EXCERPTED DATA section start
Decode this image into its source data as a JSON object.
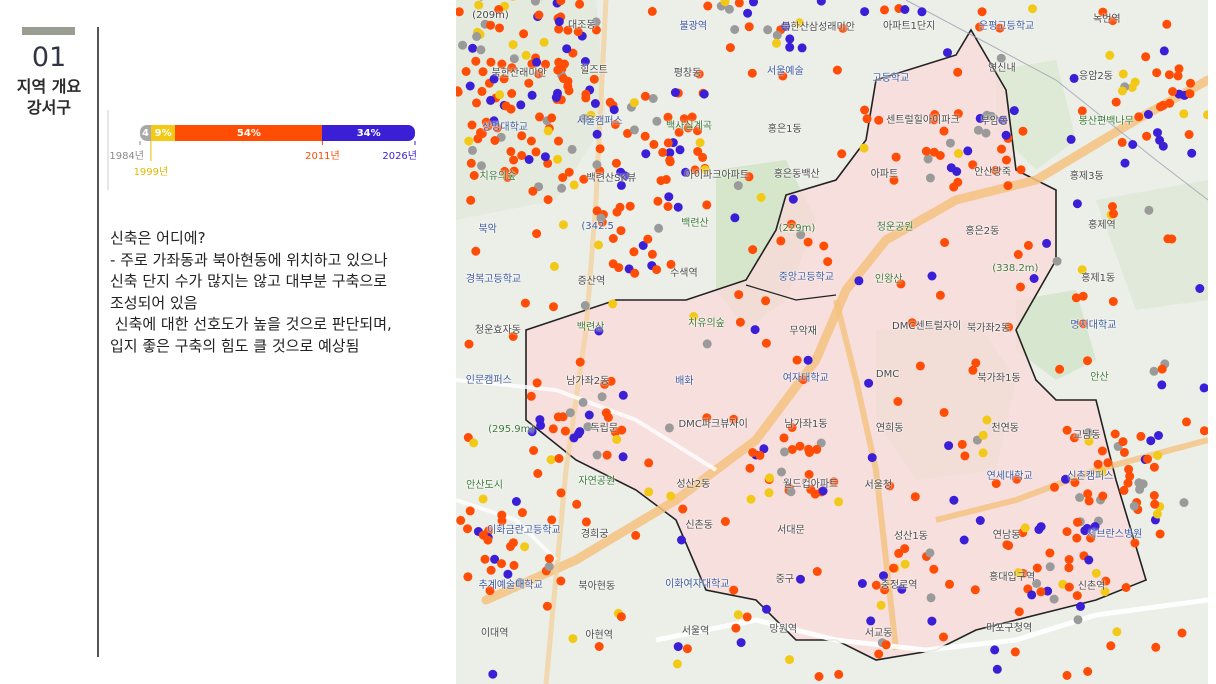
{
  "section": {
    "number": "01",
    "title_line1": "지역 개요",
    "title_line2": "강서구"
  },
  "chart_data": {
    "type": "bar",
    "categories": [
      "1984년",
      "1999년",
      "2011년",
      "2026년"
    ],
    "series": [
      {
        "values": [
          4,
          9,
          54,
          34
        ]
      }
    ],
    "value_labels": [
      "4",
      "9%",
      "54%",
      "34%"
    ],
    "colors": [
      "#a8a8a8",
      "#f2c916",
      "#ff4d06",
      "#3b1fd6"
    ]
  },
  "description": {
    "lines": [
      "신축은 어디에?",
      "- 주로 가좌동과 북아현동에 위치하고 있으나",
      "신축 단지 수가 많지는 않고 대부분 구축으로",
      "조성되어 있음",
      " 신축에 대한 선호도가 높을 것으로 판단되며,",
      "입지 좋은 구축의 힘도 클 것으로 예상됨"
    ]
  },
  "map": {
    "labels": [
      {
        "t": "(209m)",
        "c": ""
      },
      {
        "t": "대조동",
        "c": ""
      },
      {
        "t": "불광역",
        "c": "blue"
      },
      {
        "t": "북한산삼성래미안",
        "c": ""
      },
      {
        "t": "아파트1단지",
        "c": ""
      },
      {
        "t": "은평고등학교",
        "c": "blue"
      },
      {
        "t": "녹번역",
        "c": ""
      },
      {
        "t": "북한산래미안",
        "c": ""
      },
      {
        "t": "힐즈트",
        "c": ""
      },
      {
        "t": "평창동",
        "c": ""
      },
      {
        "t": "서울예술",
        "c": "blue"
      },
      {
        "t": "고등학교",
        "c": "blue"
      },
      {
        "t": "연신내",
        "c": ""
      },
      {
        "t": "응암2동",
        "c": ""
      },
      {
        "t": "상명대학교",
        "c": "blue"
      },
      {
        "t": "서울캠퍼스",
        "c": "blue"
      },
      {
        "t": "백사실계곡",
        "c": "green"
      },
      {
        "t": "홍은1동",
        "c": ""
      },
      {
        "t": "센트럴힐아이파크",
        "c": ""
      },
      {
        "t": "부암동",
        "c": ""
      },
      {
        "t": "봉산편백나무",
        "c": "green"
      },
      {
        "t": "치유의숲",
        "c": "green"
      },
      {
        "t": "백련산SK뷰",
        "c": ""
      },
      {
        "t": "아이파크아파트",
        "c": ""
      },
      {
        "t": "홍은동백산",
        "c": ""
      },
      {
        "t": "아파트",
        "c": ""
      },
      {
        "t": "안산방죽",
        "c": ""
      },
      {
        "t": "홍제3동",
        "c": ""
      },
      {
        "t": "북악",
        "c": "blue"
      },
      {
        "t": "(342.5",
        "c": "blue"
      },
      {
        "t": "백련산",
        "c": "green"
      },
      {
        "t": "(229m)",
        "c": "green"
      },
      {
        "t": "청운공원",
        "c": "green"
      },
      {
        "t": "홍은2동",
        "c": ""
      },
      {
        "t": "홍제역",
        "c": ""
      },
      {
        "t": "경복고등학교",
        "c": "blue"
      },
      {
        "t": "증산역",
        "c": ""
      },
      {
        "t": "수색역",
        "c": ""
      },
      {
        "t": "중앙고등학교",
        "c": "blue"
      },
      {
        "t": "인왕산",
        "c": "green"
      },
      {
        "t": "(338.2m)",
        "c": "green"
      },
      {
        "t": "홍제1동",
        "c": ""
      },
      {
        "t": "청운효자동",
        "c": ""
      },
      {
        "t": "백련산",
        "c": "green"
      },
      {
        "t": "치유의숲",
        "c": "green"
      },
      {
        "t": "무악재",
        "c": ""
      },
      {
        "t": "DMC센트럴자이",
        "c": ""
      },
      {
        "t": "북가좌2동",
        "c": ""
      },
      {
        "t": "명지대학교",
        "c": "blue"
      },
      {
        "t": "인문캠퍼스",
        "c": "blue"
      },
      {
        "t": "남가좌2동",
        "c": ""
      },
      {
        "t": "배화",
        "c": "blue"
      },
      {
        "t": "여자대학교",
        "c": "blue"
      },
      {
        "t": "DMC",
        "c": ""
      },
      {
        "t": "북가좌1동",
        "c": ""
      },
      {
        "t": "안산",
        "c": "green"
      },
      {
        "t": "(295.9m)",
        "c": "green"
      },
      {
        "t": "독립문",
        "c": ""
      },
      {
        "t": "DMC파크뷰자이",
        "c": ""
      },
      {
        "t": "남가좌1동",
        "c": ""
      },
      {
        "t": "연희동",
        "c": ""
      },
      {
        "t": "천연동",
        "c": ""
      },
      {
        "t": "교남동",
        "c": ""
      },
      {
        "t": "안산도시",
        "c": "green"
      },
      {
        "t": "자연공원",
        "c": "green"
      },
      {
        "t": "성산2동",
        "c": ""
      },
      {
        "t": "월드컵아파트",
        "c": ""
      },
      {
        "t": "서울청",
        "c": ""
      },
      {
        "t": "연세대학교",
        "c": "blue"
      },
      {
        "t": "신촌캠퍼스",
        "c": "blue"
      },
      {
        "t": "이화금란고등학교",
        "c": "blue"
      },
      {
        "t": "경희궁",
        "c": ""
      },
      {
        "t": "신촌동",
        "c": ""
      },
      {
        "t": "서대문",
        "c": ""
      },
      {
        "t": "성산1동",
        "c": ""
      },
      {
        "t": "연남동",
        "c": ""
      },
      {
        "t": "세브란스병원",
        "c": "blue"
      },
      {
        "t": "추계예술대학교",
        "c": "blue"
      },
      {
        "t": "북아현동",
        "c": ""
      },
      {
        "t": "이화여자대학교",
        "c": "blue"
      },
      {
        "t": "중구",
        "c": ""
      },
      {
        "t": "충정로역",
        "c": ""
      },
      {
        "t": "홍대입구역",
        "c": ""
      },
      {
        "t": "신촌역",
        "c": ""
      },
      {
        "t": "이대역",
        "c": ""
      },
      {
        "t": "아현역",
        "c": ""
      },
      {
        "t": "서울역",
        "c": ""
      },
      {
        "t": "망원역",
        "c": ""
      },
      {
        "t": "서교동",
        "c": ""
      },
      {
        "t": "마포구청역",
        "c": ""
      }
    ]
  }
}
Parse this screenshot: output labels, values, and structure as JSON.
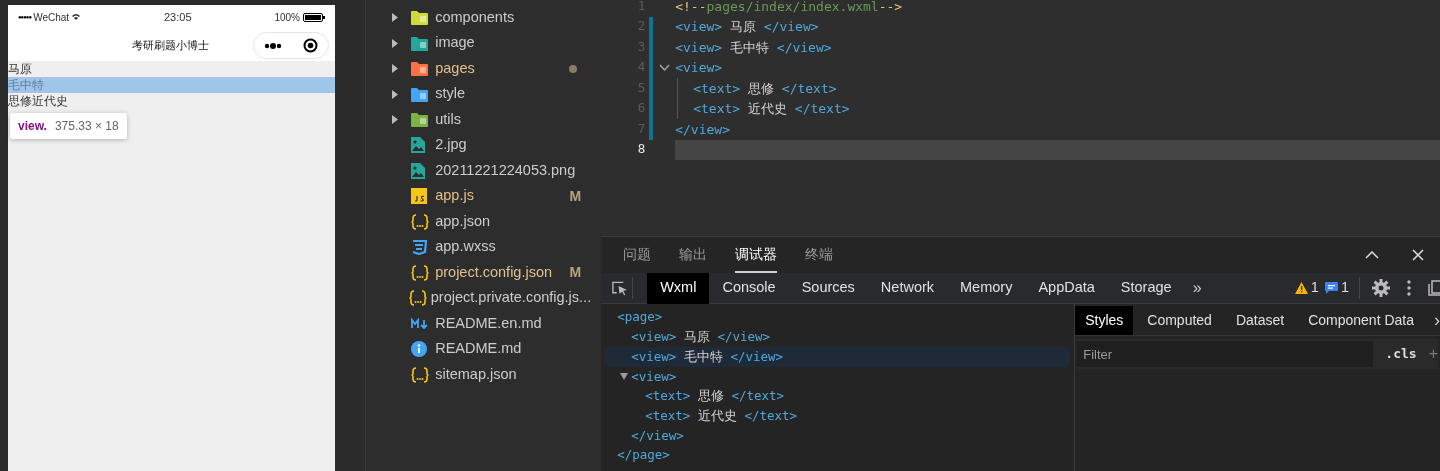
{
  "simulator": {
    "status": {
      "signal": "●●●●●",
      "carrier": "WeChat",
      "time": "23:05",
      "battery": "100%"
    },
    "title": "考研刷题小博士",
    "views": [
      {
        "text": "马原",
        "selected": false
      },
      {
        "text": "毛中特",
        "selected": true
      },
      {
        "text": "思修近代史",
        "selected": false
      }
    ],
    "tooltip": {
      "tag": "view.",
      "size": "375.33 × 18"
    }
  },
  "file_tree": [
    {
      "kind": "folder",
      "color": "#cddc39",
      "name": "components",
      "modified": false
    },
    {
      "kind": "folder",
      "color": "#26a69a",
      "name": "image",
      "modified": false
    },
    {
      "kind": "folder",
      "color": "#ff7043",
      "name": "pages",
      "modified": true,
      "dot": true
    },
    {
      "kind": "folder",
      "color": "#42a5f5",
      "name": "style",
      "modified": false
    },
    {
      "kind": "folder",
      "color": "#7cb342",
      "name": "utils",
      "modified": false
    },
    {
      "kind": "image",
      "name": "2.jpg",
      "modified": false
    },
    {
      "kind": "image",
      "name": "20211221224053.png",
      "modified": false
    },
    {
      "kind": "script",
      "name": "app.js",
      "modified": true,
      "git": "M"
    },
    {
      "kind": "data",
      "name": "app.json",
      "modified": false
    },
    {
      "kind": "stylesheet",
      "name": "app.wxss",
      "modified": false
    },
    {
      "kind": "data",
      "name": "project.config.json",
      "modified": true,
      "git": "M"
    },
    {
      "kind": "data",
      "name": "project.private.config.js...",
      "modified": false
    },
    {
      "kind": "markdown",
      "name": "README.en.md",
      "modified": false
    },
    {
      "kind": "info",
      "name": "README.md",
      "modified": false
    },
    {
      "kind": "data",
      "name": "sitemap.json",
      "modified": false
    }
  ],
  "editor": {
    "lines": [
      {
        "number": "1",
        "changed": false,
        "current": false,
        "tokens": [
          {
            "kind": "punct",
            "text": "<!--"
          },
          {
            "kind": "comment",
            "text": "pages/index/index.wxml"
          },
          {
            "kind": "punct",
            "text": "-->"
          }
        ]
      },
      {
        "number": "2",
        "changed": true,
        "current": false,
        "tokens": [
          {
            "kind": "tag",
            "text": "<view>"
          },
          {
            "kind": "text",
            "text": " 马原 "
          },
          {
            "kind": "tag",
            "text": "</view>"
          }
        ]
      },
      {
        "number": "3",
        "changed": true,
        "current": false,
        "tokens": [
          {
            "kind": "tag",
            "text": "<view>"
          },
          {
            "kind": "text",
            "text": " 毛中特 "
          },
          {
            "kind": "tag",
            "text": "</view>"
          }
        ]
      },
      {
        "number": "4",
        "changed": true,
        "current": false,
        "fold": true,
        "tokens": [
          {
            "kind": "tag",
            "text": "<view>"
          }
        ],
        "children": [
          {
            "number": "5",
            "changed": true,
            "current": false,
            "tokens": [
              {
                "kind": "tag",
                "text": "<text>"
              },
              {
                "kind": "text",
                "text": " 思修 "
              },
              {
                "kind": "tag",
                "text": "</text>"
              }
            ]
          },
          {
            "number": "6",
            "changed": true,
            "current": false,
            "tokens": [
              {
                "kind": "tag",
                "text": "<text>"
              },
              {
                "kind": "text",
                "text": " 近代史 "
              },
              {
                "kind": "tag",
                "text": "</text>"
              }
            ]
          }
        ]
      },
      {
        "number": "7",
        "changed": true,
        "current": false,
        "tokens": [
          {
            "kind": "tag",
            "text": "</view>"
          }
        ]
      },
      {
        "number": "8",
        "changed": false,
        "current": true
      }
    ]
  },
  "panel": {
    "tabs": [
      {
        "label": "问题",
        "selected": false
      },
      {
        "label": "输出",
        "selected": false
      },
      {
        "label": "调试器",
        "selected": true
      },
      {
        "label": "终端",
        "selected": false
      }
    ],
    "devtools_tabs": [
      {
        "label": "Wxml",
        "selected": true
      },
      {
        "label": "Console",
        "selected": false
      },
      {
        "label": "Sources",
        "selected": false
      },
      {
        "label": "Network",
        "selected": false
      },
      {
        "label": "Memory",
        "selected": false
      },
      {
        "label": "AppData",
        "selected": false
      },
      {
        "label": "Storage",
        "selected": false
      }
    ],
    "more": "»",
    "warnings": "1",
    "messages": "1",
    "wxml_tree": [
      {
        "open": "<page>",
        "close": "</page>",
        "children": [
          {
            "open": "<view>",
            "content": "马原",
            "close": "</view>",
            "selected": false
          },
          {
            "open": "<view>",
            "content": "毛中特",
            "close": "</view>",
            "selected": true
          },
          {
            "open": "<view>",
            "close": "</view>",
            "expanded": true,
            "children": [
              {
                "open": "<text>",
                "content": "思修",
                "close": "</text>",
                "selected": false
              },
              {
                "open": "<text>",
                "content": "近代史",
                "close": "</text>",
                "selected": false
              }
            ]
          }
        ]
      }
    ],
    "style_tabs": [
      {
        "label": "Styles",
        "selected": true
      },
      {
        "label": "Computed",
        "selected": false
      },
      {
        "label": "Dataset",
        "selected": false
      },
      {
        "label": "Component Data",
        "selected": false
      }
    ],
    "style_more": "›",
    "filter": {
      "placeholder": "Filter"
    },
    "cls": ".cls",
    "add": "+"
  }
}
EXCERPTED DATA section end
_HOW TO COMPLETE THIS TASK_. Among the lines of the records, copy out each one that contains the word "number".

_ANSWER SPACE_.
    "number": "01",
        "number": "1",
        "number": "2",
        "number": "3",
        "number": "4",
            "number": "5",
            "number": "6",
        "number": "7",
        "number": "8",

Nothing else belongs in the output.